The imperative for Universidad Metropolitana to start a full-fledged fiber optic technician education program was reinforced for Andrés Diaz González when he spent three hours on October 13, 2017, trying to find an internet connection to submit the college’s Mentor-Connect application.
Weeks earlier, Puerto Rico was devastated by Hurricane Maria on September 20 and damaged by the smaller yet still destructive Hurricane Irma on September 6.
Just hours before the Mentor-Connect deadline on October 13, Diaz González received his institution’s letter of support. With it, he was ready to send the completed Mentor-Connect application from his laptop computer.
However, internet service was limited to a few San Juan neighborhoods where underground optical fiber systems were still working. Diaz González drove around looking for intersections where people had gathered to talk on cell phones. Because the service intermittently cut out even in these places, he hit send multiple times from various locations before he received confirmation that the Mentor-Connect application had been transmitted.
Filling a critical need
Universidad Metropolitana is one of 21 two-year colleges selected to receive Mentor-Connect mentoring and technical assistance for the next nine months to prepare a grant proposal for the National Science Foundation’s Advanced Technological Education program.
Diaz González, who is a faculty member and academic coordinator of the Puerto Rico Photonics Institute affiliated with Universidad Metropolitana, and Francisco J. Rivera, the institute’s lab manager, attended the Mentor-Connect Technical Assistance Workshop in Fort Lauderdale, Florida.

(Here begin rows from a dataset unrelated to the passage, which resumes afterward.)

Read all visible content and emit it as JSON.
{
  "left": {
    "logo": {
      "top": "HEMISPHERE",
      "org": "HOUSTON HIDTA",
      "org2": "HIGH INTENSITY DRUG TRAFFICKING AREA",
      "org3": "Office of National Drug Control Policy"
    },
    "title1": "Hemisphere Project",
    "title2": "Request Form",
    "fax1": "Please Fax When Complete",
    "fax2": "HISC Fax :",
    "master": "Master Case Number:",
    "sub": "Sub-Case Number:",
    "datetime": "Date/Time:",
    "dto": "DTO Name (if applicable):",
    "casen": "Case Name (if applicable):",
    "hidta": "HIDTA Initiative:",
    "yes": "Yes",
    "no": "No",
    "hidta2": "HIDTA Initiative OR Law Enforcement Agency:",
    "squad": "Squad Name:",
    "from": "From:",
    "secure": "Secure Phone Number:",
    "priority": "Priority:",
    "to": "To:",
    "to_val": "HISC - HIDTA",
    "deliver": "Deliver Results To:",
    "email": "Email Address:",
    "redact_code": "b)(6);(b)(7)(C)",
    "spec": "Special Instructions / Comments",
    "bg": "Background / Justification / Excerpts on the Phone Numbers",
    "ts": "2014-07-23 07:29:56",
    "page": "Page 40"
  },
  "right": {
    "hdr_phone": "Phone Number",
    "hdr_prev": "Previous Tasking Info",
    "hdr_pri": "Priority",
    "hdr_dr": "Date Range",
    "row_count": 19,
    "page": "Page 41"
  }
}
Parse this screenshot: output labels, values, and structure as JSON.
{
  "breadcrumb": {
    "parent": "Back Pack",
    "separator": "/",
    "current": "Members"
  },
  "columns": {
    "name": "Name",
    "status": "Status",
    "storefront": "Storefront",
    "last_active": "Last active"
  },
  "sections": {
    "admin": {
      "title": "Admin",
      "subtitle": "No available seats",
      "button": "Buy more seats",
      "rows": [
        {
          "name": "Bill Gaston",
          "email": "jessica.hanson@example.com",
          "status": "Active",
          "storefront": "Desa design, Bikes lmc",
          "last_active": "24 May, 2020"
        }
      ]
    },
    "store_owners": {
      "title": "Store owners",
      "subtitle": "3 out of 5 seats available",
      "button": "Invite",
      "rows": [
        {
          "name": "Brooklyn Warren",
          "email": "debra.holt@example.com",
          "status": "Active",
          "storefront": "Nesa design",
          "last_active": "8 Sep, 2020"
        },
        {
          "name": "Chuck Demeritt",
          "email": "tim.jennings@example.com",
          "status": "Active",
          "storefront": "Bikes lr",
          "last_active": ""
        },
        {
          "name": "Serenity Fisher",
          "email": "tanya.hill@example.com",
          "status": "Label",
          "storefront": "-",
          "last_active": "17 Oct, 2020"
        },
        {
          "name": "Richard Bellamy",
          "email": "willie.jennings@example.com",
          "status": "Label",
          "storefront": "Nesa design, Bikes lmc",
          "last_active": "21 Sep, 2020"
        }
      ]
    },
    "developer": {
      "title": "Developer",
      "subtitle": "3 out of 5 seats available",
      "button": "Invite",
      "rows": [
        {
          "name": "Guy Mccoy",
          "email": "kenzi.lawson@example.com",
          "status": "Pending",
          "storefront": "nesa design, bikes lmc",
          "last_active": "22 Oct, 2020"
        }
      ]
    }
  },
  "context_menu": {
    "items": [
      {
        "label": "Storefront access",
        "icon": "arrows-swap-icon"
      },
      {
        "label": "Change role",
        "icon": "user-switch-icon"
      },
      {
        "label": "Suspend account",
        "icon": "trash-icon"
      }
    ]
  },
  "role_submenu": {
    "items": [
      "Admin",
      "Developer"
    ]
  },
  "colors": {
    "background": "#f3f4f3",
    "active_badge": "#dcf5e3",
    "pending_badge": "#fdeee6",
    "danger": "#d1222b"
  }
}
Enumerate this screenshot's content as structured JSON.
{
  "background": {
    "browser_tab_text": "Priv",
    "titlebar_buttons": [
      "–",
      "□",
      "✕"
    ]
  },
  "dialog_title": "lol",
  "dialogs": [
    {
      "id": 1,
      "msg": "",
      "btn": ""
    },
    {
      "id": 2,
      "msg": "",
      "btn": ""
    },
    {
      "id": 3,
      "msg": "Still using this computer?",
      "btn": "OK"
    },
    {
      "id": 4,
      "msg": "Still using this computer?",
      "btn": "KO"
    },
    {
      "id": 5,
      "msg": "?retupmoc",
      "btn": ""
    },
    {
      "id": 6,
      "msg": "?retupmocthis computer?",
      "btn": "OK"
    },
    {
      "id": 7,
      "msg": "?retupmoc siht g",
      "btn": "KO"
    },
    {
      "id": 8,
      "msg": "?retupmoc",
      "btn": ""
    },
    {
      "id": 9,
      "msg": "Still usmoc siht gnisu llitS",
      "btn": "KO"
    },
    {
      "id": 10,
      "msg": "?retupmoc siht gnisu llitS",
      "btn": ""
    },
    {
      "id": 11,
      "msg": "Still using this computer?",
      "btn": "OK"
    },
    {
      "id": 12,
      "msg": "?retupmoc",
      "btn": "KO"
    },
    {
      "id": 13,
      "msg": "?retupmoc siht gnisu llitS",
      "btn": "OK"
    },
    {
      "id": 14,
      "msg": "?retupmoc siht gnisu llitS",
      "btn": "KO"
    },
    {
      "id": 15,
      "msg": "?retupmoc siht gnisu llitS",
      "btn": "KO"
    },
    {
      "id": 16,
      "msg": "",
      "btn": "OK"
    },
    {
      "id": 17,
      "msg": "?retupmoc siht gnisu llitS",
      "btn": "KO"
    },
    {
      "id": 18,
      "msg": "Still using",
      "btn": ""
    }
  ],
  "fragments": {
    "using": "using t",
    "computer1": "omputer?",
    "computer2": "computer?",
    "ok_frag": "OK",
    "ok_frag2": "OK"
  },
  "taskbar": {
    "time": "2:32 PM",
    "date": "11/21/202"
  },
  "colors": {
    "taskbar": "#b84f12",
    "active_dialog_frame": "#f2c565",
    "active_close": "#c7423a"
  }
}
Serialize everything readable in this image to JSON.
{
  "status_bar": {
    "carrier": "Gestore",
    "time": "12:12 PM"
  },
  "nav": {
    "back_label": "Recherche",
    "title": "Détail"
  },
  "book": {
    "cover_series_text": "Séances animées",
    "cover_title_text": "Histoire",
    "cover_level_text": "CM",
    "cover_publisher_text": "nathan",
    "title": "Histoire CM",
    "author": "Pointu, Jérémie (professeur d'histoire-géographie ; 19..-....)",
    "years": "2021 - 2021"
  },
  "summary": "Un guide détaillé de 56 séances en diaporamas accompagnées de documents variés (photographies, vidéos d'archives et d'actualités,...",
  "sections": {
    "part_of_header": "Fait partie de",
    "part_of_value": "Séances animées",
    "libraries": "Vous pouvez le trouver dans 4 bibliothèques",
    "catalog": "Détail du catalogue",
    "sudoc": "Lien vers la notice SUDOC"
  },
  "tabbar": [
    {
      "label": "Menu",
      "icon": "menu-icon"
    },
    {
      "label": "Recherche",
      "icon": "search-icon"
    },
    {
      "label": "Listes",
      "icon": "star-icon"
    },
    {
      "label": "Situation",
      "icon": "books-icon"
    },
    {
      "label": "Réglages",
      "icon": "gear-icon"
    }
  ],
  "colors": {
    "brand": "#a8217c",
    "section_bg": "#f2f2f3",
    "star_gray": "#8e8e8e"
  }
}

There, they conferred with their mentor, Jim Hyder, an instructional designer and nanotechnology instructor for Arizona’s Rio Salado College, about their plans to create a degree program for fiber optic technicians. The institute’s current certificate and associate degree programs emphasize lasers and photonics and use curricula developed by the ATE-funded National Center for Optics and Photonics Education.
“With everything that happened with [Hurricane] Maria, we are definitely going to focus more on fiber optics because that is the current need … That way, we know our students will have greater opportunities in the job market. But, it’s also what Puerto Rico really needs right now and in the future,” Diaz González said.
Photonics student Marcos Santini, who had an internship at Critical Hub Networks, Inc., in the fall, now works full time for the IT infrastructure company that uses fiber optic technologies.
“It gives us great satisfaction that we were able to help our student,” Diaz González said.
Teaching as best they can
During interviews, Diaz González and Rivera talked about the extraordinary efforts by faculty and staff to help students and each other after the hurricanes. They also described what educators have done to keep the educational enterprise going without electricity and other basics.
Many Universidad Metropolitana classes were taught outside under tents because buildings were unsafe due to wind, water, or mold damage. Diaz González and a colleague took turns traveling to a remote campus to instruct a student who could not make it to the San Juan campus.
Mentor-Connect: Helping colleges fine-tune their grant proposals
Rivera moved all the portable photonics equipment he could from the institute to the physics lab on the main campus in order to hold photonics classes. Many expensive pieces of equipment remain inaccessible at the institute, which is currently being cleaned to remove mold that followed water damage.
In addition to dealing with the massive cleanup, Puerto Rico residents have had the aggravation of standing in hours-long lines at banks, grocery stores and gas stations. Diaz González and Rivera both said their personal situations are much better than what people have endured where electricity and phone services still haven’t been restored.